What is needed: Lines with the word "selected" in them must be copied from the records below.

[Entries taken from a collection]
--- START ---

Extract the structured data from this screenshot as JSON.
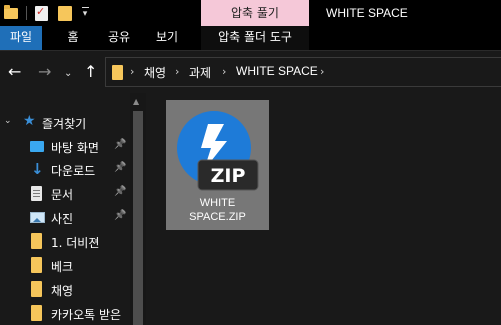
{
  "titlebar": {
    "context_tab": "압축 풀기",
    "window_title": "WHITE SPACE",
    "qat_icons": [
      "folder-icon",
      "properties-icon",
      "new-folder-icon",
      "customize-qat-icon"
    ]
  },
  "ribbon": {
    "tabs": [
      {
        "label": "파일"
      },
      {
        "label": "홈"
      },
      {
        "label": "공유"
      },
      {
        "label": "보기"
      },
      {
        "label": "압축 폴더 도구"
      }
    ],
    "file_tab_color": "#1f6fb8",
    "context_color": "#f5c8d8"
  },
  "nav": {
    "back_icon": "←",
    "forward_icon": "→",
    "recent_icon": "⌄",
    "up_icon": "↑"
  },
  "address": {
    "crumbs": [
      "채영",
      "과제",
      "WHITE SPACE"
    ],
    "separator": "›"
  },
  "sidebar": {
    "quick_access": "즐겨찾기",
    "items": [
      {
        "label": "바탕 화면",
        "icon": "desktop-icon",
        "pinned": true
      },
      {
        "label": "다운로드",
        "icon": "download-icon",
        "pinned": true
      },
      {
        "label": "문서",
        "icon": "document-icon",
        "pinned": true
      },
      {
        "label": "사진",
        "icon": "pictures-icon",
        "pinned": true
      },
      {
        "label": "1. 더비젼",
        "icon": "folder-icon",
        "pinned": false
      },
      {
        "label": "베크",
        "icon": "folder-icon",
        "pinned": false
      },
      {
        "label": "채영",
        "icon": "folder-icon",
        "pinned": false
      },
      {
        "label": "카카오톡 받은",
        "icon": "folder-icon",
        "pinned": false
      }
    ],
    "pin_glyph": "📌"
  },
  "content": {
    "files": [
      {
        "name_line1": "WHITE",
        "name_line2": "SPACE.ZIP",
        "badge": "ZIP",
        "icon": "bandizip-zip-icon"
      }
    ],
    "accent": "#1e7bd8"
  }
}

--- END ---
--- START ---

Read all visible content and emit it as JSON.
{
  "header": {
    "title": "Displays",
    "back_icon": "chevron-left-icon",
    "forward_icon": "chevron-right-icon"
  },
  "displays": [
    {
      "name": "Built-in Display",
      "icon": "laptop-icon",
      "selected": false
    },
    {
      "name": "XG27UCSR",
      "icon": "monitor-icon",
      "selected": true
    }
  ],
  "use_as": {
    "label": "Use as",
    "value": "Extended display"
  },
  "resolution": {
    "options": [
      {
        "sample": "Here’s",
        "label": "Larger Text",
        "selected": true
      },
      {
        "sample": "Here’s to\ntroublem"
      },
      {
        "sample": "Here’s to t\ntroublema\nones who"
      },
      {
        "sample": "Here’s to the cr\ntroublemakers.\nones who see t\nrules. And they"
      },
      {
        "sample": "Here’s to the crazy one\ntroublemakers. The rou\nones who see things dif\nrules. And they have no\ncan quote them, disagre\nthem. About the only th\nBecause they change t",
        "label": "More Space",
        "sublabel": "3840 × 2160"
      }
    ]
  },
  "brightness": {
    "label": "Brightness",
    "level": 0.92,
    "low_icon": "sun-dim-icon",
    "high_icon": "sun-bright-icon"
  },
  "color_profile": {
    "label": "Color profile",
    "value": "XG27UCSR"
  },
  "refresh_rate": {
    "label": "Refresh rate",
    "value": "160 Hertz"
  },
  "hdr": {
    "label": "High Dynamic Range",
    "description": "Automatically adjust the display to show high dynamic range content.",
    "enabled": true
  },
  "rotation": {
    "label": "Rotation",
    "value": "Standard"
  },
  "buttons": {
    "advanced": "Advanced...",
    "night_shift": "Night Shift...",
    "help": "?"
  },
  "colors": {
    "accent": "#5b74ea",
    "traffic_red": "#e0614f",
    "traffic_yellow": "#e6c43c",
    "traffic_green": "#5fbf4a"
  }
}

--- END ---

Task solution:
      "selected": false
      "selected": true
        "selected": true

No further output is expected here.